→ Task objective
Copy all entries exactly.

→ Data
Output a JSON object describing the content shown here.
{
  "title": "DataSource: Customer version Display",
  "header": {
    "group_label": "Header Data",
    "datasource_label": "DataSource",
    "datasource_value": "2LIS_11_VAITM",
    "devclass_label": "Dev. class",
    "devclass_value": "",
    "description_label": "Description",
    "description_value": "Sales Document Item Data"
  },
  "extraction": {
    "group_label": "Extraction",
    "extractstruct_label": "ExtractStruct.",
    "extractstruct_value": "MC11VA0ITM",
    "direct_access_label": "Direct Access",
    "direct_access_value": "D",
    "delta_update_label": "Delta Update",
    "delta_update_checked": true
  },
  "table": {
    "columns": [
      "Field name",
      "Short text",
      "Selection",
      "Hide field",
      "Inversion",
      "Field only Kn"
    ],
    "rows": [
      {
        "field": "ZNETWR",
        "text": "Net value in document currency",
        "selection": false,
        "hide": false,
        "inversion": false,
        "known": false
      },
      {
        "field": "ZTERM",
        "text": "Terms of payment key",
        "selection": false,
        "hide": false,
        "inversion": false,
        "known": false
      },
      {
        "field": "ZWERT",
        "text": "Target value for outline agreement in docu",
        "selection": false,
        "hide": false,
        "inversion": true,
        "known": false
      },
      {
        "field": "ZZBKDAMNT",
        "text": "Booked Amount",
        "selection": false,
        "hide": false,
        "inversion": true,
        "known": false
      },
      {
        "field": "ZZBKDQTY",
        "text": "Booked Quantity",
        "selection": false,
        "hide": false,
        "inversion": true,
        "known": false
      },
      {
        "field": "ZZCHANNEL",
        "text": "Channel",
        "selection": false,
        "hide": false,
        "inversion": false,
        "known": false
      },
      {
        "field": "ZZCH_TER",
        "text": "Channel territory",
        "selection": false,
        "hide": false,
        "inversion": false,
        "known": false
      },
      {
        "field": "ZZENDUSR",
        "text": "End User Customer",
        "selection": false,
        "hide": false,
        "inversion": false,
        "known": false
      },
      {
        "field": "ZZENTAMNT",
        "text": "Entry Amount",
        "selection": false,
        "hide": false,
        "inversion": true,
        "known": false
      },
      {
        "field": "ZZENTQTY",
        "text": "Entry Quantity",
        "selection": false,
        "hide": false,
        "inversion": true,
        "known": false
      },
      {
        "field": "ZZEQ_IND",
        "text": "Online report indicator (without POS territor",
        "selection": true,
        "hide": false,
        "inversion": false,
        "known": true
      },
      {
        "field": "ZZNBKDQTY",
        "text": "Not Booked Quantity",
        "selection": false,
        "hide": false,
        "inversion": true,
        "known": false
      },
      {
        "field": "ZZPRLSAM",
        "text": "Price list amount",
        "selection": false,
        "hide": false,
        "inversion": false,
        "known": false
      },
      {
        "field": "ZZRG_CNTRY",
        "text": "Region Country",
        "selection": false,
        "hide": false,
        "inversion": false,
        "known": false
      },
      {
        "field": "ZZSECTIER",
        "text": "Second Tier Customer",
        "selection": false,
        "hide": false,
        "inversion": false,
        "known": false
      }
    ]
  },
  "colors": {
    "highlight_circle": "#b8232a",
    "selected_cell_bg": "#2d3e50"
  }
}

→ Exercise answer
Output a JSON object describing the content shown here.
{
  "title": "DataSource: Customer version Display",
  "header": {
    "group_label": "Header Data",
    "datasource_label": "DataSource",
    "datasource_value": "2LIS_11_VAITM",
    "devclass_label": "Dev. class",
    "devclass_value": "",
    "description_label": "Description",
    "description_value": "Sales Document Item Data"
  },
  "extraction": {
    "group_label": "Extraction",
    "extractstruct_label": "ExtractStruct.",
    "extractstruct_value": "MC11VA0ITM",
    "direct_access_label": "Direct Access",
    "direct_access_value": "D",
    "delta_update_label": "Delta Update",
    "delta_update_checked": true
  },
  "table": {
    "columns": [
      "Field name",
      "Short text",
      "Selection",
      "Hide field",
      "Inversion",
      "Field only Kn"
    ],
    "rows": [
      {
        "field": "ZNETWR",
        "text": "Net value in document currency",
        "selection": false,
        "hide": false,
        "inversion": false,
        "known": false
      },
      {
        "field": "ZTERM",
        "text": "Terms of payment key",
        "selection": false,
        "hide": false,
        "inversion": false,
        "known": false
      },
      {
        "field": "ZWERT",
        "text": "Target value for outline agreement in docu",
        "selection": false,
        "hide": false,
        "inversion": true,
        "known": false
      },
      {
        "field": "ZZBKDAMNT",
        "text": "Booked Amount",
        "selection": false,
        "hide": false,
        "inversion": true,
        "known": false
      },
      {
        "field": "ZZBKDQTY",
        "text": "Booked Quantity",
        "selection": false,
        "hide": false,
        "inversion": true,
        "known": false
      },
      {
        "field": "ZZCHANNEL",
        "text": "Channel",
        "selection": false,
        "hide": false,
        "inversion": false,
        "known": false
      },
      {
        "field": "ZZCH_TER",
        "text": "Channel territory",
        "selection": false,
        "hide": false,
        "inversion": false,
        "known": false
      },
      {
        "field": "ZZENDUSR",
        "text": "End User Customer",
        "selection": false,
        "hide": false,
        "inversion": false,
        "known": false
      },
      {
        "field": "ZZENTAMNT",
        "text": "Entry Amount",
        "selection": false,
        "hide": false,
        "inversion": true,
        "known": false
      },
      {
        "field": "ZZENTQTY",
        "text": "Entry Quantity",
        "selection": false,
        "hide": false,
        "inversion": true,
        "known": false
      },
      {
        "field": "ZZEQ_IND",
        "text": "Online report indicator (without POS territor",
        "selection": true,
        "hide": false,
        "inversion": false,
        "known": true
      },
      {
        "field": "ZZNBKDQTY",
        "text": "Not Booked Quantity",
        "selection": false,
        "hide": false,
        "inversion": true,
        "known": false
      },
      {
        "field": "ZZPRLSAM",
        "text": "Price list amount",
        "selection": false,
        "hide": false,
        "inversion": false,
        "known": false
      },
      {
        "field": "ZZRG_CNTRY",
        "text": "Region Country",
        "selection": false,
        "hide": false,
        "inversion": false,
        "known": false
      },
      {
        "field": "ZZSECTIER",
        "text": "Second Tier Customer",
        "selection": false,
        "hide": false,
        "inversion": false,
        "known": false
      }
    ]
  },
  "colors": {
    "highlight_circle": "#b8232a",
    "selected_cell_bg": "#2d3e50"
  }
}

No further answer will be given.